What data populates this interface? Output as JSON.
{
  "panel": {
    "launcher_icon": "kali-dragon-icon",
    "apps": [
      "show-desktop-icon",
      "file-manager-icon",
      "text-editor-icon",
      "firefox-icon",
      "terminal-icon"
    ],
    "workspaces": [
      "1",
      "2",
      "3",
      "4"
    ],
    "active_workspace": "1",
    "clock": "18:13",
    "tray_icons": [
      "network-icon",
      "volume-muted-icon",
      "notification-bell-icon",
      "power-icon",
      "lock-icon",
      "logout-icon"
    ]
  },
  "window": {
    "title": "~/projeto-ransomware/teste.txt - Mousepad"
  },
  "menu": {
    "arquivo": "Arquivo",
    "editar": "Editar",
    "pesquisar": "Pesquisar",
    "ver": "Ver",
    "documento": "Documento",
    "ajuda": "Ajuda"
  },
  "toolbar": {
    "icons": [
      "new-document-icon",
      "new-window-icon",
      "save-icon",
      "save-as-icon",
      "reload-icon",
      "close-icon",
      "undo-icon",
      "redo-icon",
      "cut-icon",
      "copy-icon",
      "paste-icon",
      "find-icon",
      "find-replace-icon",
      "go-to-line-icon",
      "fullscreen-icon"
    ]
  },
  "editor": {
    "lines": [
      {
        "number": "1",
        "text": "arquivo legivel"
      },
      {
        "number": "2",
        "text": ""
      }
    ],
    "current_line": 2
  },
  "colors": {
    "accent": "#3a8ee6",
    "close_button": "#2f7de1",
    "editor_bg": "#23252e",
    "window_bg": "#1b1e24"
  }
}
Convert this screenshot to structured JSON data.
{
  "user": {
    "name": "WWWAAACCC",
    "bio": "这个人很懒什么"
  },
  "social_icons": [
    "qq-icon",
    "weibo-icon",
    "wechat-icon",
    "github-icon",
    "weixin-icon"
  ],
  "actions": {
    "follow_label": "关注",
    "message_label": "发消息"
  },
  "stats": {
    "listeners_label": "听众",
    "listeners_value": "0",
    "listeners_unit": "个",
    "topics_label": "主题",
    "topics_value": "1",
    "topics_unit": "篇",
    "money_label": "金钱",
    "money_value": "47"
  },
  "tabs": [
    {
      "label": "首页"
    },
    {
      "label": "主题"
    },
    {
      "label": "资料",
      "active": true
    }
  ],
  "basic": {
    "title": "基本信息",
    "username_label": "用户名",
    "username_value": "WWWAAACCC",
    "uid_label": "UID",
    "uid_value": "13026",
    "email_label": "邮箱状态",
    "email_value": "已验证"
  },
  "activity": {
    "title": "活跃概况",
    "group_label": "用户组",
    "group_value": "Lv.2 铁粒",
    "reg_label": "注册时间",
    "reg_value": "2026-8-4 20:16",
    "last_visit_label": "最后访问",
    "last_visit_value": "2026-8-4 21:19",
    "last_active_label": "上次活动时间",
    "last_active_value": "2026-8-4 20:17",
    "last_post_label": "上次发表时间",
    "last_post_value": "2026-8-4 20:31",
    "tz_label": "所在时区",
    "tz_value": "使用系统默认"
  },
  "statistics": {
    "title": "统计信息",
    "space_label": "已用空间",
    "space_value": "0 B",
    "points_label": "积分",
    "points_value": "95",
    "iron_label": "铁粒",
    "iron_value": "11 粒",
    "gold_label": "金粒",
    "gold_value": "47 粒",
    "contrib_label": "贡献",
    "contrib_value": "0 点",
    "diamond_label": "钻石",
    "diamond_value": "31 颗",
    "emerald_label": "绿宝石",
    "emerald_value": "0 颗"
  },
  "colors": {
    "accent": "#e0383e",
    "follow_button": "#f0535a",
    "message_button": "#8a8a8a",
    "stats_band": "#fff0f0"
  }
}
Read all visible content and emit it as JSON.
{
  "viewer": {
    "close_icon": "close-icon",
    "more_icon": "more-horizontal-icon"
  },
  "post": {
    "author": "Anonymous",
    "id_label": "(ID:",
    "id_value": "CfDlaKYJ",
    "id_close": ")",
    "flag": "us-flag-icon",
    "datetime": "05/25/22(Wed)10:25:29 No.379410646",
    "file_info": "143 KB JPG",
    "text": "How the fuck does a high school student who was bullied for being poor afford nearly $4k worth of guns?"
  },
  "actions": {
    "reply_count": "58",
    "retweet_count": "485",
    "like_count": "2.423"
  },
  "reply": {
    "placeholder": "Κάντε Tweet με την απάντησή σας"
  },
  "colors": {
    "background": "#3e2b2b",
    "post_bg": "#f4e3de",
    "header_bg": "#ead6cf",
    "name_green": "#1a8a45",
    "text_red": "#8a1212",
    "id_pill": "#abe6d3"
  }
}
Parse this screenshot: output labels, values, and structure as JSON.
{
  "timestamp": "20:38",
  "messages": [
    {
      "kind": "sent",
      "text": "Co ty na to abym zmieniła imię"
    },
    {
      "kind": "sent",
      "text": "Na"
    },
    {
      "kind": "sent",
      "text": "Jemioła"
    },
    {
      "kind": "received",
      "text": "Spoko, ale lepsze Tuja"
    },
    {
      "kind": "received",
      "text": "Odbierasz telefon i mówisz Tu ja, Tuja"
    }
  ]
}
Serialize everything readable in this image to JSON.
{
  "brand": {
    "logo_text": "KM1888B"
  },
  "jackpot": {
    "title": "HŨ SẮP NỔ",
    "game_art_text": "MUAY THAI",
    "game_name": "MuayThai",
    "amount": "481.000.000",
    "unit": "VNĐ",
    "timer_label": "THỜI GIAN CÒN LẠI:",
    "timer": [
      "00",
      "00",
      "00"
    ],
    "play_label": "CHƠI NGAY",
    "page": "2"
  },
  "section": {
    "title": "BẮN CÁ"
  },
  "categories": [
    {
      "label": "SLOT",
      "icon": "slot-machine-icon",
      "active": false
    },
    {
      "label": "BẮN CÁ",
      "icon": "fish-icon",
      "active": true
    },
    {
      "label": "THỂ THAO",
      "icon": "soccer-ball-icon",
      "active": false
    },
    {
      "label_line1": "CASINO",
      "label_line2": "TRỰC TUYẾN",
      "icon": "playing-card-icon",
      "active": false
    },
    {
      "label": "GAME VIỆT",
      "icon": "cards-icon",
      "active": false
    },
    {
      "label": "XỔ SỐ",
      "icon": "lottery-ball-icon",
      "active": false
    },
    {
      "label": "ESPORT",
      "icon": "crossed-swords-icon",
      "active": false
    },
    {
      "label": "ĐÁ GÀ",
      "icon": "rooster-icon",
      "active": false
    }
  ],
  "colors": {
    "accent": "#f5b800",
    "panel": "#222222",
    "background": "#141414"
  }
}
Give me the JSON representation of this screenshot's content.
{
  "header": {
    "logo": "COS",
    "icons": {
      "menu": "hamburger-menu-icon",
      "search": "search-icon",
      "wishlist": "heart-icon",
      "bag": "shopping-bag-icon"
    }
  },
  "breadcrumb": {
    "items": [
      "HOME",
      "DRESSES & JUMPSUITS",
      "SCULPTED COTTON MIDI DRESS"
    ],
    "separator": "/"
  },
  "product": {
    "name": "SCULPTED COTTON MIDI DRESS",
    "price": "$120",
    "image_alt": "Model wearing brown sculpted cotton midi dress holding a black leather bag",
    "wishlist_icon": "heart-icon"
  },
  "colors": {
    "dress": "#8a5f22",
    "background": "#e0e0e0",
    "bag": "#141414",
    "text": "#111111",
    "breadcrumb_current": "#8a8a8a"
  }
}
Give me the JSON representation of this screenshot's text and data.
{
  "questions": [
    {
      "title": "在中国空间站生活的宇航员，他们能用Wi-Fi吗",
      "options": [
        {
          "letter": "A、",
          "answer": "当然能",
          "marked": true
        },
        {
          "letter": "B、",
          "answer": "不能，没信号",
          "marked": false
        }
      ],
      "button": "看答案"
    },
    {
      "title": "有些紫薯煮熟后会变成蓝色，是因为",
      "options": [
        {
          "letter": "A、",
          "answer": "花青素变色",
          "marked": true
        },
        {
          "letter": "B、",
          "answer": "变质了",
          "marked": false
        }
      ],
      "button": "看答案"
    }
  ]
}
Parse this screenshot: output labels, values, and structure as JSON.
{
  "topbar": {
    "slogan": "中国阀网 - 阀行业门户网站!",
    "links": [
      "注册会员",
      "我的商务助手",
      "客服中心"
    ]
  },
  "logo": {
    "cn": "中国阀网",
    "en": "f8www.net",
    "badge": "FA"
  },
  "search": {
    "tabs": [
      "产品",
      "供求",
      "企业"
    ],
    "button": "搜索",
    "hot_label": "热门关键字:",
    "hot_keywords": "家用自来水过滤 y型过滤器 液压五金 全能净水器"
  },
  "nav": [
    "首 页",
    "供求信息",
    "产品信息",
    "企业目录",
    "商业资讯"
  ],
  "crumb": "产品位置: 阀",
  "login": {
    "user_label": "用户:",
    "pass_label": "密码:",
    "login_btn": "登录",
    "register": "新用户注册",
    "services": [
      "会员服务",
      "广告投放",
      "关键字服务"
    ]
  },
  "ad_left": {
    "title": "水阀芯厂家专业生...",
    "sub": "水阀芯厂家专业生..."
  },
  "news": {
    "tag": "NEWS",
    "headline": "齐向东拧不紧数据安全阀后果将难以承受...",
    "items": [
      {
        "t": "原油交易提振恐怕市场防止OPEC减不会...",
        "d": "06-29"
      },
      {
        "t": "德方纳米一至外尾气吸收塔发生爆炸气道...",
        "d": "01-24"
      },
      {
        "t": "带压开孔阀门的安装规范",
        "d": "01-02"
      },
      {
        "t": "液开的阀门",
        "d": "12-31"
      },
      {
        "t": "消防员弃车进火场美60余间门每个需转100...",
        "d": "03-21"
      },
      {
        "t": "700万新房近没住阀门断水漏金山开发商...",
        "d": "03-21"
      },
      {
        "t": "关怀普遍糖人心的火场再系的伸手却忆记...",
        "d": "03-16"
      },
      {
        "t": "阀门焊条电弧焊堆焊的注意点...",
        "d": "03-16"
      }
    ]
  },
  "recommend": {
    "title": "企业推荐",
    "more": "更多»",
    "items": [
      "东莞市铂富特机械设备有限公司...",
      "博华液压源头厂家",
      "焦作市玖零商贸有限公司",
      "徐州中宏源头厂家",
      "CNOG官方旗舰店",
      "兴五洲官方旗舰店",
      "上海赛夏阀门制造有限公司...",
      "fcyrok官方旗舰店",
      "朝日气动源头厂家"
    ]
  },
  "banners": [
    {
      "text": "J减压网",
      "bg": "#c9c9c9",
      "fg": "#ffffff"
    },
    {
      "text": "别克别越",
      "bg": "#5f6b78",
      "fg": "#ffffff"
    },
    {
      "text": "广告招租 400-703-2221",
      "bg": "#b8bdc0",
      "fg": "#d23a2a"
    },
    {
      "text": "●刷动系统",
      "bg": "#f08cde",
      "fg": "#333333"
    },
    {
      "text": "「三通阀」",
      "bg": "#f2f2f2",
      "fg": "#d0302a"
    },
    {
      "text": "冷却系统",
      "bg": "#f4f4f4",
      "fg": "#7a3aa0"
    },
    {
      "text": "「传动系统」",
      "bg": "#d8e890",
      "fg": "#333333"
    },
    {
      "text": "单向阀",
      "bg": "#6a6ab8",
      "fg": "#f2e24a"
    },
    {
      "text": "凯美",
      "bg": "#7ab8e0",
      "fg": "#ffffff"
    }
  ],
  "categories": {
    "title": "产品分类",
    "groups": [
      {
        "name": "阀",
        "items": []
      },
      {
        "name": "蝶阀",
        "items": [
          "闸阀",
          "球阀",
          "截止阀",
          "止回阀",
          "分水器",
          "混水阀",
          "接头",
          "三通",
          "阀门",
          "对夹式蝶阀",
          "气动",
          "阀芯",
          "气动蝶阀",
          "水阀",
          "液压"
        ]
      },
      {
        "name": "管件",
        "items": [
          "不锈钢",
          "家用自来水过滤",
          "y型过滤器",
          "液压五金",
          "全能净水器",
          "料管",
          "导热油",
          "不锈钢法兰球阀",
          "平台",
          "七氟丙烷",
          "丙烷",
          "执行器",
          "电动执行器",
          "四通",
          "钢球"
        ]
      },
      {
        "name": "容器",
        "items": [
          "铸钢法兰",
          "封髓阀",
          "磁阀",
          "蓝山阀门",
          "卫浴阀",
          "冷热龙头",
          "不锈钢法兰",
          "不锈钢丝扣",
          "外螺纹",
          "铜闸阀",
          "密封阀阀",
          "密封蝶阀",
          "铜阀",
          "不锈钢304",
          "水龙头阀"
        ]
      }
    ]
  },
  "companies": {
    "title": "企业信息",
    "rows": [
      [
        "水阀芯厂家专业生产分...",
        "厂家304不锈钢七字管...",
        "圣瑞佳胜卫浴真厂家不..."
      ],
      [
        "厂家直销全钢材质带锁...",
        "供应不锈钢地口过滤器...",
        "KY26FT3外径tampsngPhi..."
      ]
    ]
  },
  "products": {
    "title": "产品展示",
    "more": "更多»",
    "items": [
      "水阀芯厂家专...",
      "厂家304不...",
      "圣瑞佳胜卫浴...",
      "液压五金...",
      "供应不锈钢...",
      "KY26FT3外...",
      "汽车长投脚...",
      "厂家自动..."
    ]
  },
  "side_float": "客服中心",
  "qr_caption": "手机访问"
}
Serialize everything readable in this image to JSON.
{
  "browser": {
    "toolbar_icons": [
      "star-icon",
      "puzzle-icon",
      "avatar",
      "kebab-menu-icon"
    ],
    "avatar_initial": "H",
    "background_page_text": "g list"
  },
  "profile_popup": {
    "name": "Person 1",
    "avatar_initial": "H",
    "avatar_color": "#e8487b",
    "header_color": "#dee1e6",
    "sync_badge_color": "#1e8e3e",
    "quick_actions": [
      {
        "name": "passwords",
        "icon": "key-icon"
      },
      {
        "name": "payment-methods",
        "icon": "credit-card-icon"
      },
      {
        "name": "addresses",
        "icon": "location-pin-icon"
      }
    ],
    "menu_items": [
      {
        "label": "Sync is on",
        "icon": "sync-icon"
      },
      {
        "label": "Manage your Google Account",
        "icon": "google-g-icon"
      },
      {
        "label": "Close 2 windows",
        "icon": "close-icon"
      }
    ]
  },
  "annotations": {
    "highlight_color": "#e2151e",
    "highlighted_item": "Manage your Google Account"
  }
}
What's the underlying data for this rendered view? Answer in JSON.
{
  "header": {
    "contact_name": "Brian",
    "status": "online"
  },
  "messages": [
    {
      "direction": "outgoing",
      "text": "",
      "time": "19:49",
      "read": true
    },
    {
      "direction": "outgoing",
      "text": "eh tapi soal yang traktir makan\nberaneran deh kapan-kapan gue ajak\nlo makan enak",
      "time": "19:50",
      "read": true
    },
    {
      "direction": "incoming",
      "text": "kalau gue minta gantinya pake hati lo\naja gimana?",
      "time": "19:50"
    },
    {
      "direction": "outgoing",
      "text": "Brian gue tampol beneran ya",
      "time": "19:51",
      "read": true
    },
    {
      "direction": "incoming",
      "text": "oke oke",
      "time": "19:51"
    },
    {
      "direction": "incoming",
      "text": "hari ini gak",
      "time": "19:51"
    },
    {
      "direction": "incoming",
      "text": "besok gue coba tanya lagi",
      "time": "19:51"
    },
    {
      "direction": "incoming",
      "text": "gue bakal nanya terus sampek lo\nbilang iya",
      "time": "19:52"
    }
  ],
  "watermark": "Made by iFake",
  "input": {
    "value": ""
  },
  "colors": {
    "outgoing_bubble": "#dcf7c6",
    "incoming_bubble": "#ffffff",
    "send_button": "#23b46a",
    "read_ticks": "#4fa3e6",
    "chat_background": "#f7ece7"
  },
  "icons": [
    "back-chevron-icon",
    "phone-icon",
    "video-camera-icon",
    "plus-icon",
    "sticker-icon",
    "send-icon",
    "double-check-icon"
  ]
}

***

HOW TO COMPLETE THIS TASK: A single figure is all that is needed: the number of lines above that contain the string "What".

RESPONSE BOX: 2